When Nadine Sykora headed to India this past month as part of Contiki’s “Travel Project,” she was on a mission to spotlight the individuals who are working hard to change the lives of women in India.
“I went in wanting to learn and be open to these ladies and the struggles they face,” she says. “And then to share their stories and to make their voices heard. To support their causes and struggles and to support them.” Sykora was transformed by the experience. “It’s one thing to read about the struggles others face on social media,” she says, “but it’s a whole other level to travel and see it for your own eyes.”
Sykora met with a group of powerful women who have all collectively furthered women’s rights in India, including Mrs. Divya Khandal who offers alternative employment to women who were involved in illegal woodcutting, grazing and hunting; Mrs. Divya Kalwara a professional chef in India (where the profession, even here in liberal Canada, is dominated by men); and Ms. Saloua Sahl who owns a famous bakery in southern India that employs vulnerable Indian women and provides vocational training and support for marginalized women.
We chatted with her last week to find out who she met, what she learned, and how we can help.
SDTC: Of all the women you met on your trip, who made the biggest impression on you, and why?
NS: The one who stood out the most was Ms. Vijayalaxmi Rodrigues, a local guide from Mumbai that Contiki employs on their Eternal India adventure. She’s an expert in Mumbai’s history, geography, culture, customs and traditions, and she guided me around this metropolis, sharing all that it had to offer.
I learned that she completed a master’s in Applied Linguistics from SNDT, a university based in Mumbai, and her guiding is intended to give visitors a glimpse into real Mumbai life. We quickly became friends and when we were talking about life plans, she mentioned how she was “out of the system,” the system being marriage in India. Her parents had given up on her, and many potential men wouldn’t even bother with her because she was thirty-one and unmarried.
She is such a strong woman who loves her job and to have to make such a tough choice and be labelled like something was wrong with her–it just touched me, as I could relate. I’m almost thirty-one myself, a career woman, and am currently not married, but I’ve never been subjected to that amount of pressure.
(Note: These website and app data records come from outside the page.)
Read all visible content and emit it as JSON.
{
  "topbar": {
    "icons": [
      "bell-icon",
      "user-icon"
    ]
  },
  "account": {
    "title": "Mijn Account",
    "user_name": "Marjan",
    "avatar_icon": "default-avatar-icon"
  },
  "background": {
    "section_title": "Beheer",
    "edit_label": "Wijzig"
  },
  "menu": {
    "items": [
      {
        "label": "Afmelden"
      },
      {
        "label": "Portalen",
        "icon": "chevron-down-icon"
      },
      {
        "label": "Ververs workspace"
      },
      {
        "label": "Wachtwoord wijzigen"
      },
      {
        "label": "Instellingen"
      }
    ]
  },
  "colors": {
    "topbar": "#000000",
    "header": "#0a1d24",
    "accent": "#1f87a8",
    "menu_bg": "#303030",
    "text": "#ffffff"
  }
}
What did you learn on your trip that surprised you?
How different village life is from urban life, and how educated women are now being valued in the family and marriage a lot more. In arranged marriages, men are looking for women with an education to be their future wives. The silver lining is that more families are seeing the value of sending their daughters to school, which is a win and a step in the right direction.
What did you uncover that disturbed you?
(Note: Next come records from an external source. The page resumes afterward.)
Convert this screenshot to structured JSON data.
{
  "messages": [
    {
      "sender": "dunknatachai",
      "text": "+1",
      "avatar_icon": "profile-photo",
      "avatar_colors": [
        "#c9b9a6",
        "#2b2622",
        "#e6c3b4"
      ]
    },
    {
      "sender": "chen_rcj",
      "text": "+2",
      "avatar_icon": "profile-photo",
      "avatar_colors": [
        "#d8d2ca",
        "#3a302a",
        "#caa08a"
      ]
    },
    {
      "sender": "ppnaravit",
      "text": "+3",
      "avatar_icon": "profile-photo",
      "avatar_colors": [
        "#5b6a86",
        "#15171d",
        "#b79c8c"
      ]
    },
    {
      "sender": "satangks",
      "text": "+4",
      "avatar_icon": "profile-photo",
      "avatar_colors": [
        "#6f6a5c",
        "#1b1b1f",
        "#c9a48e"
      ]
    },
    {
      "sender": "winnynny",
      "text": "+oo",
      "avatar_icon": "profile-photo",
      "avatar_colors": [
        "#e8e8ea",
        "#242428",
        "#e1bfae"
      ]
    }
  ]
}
The quote that “boys are seen as an asset and girls a liability.” And from that quote these are the reasons money and time aren’t spent on daughters–because they will eventually leave the family when they get married to live with the husband’s family, so why bother with an education?
It also surprise me how common arranged marriages are. The whole system was quite shocking to me.
What did you learn that brought you hope?
The strength of these women. They are constantly fighting opposition from everyone and everywhere. Questioning them, their ideas and their businesses. Just the sheer strength they have to fight it, to bring about change. It’s much easier to accept what is than to change a system that’s been cemented in history and tradition.
What should we be paying more attention to?
Education! It’s the number one thing all the females I spoke to promoted. Education helps women earn their own income. It helps them create equality in the home and in the public perception that women can work and they are worth investing in. And with more educated females, this will become the norm. If women continue helping other women, that’s a recipe for success.
India’s women are facing their own challenges. How can we better support them from over here in Canada?
Support companies that employ women. It’s as simple as that. Your dollar goes a long way towards supporting those women and allowing them to hire and inspire more women to do the same. If you aren’t travelling, write about these companies in India–give them promotion! The only way India will change is if the new generation of kids growing up learn there are other ways, and they learn to be more tolerant and more accepting of change. If they can learn from us in Canada, if we can teach them that there are indeed options, that will inspire them to implement these changes themselves.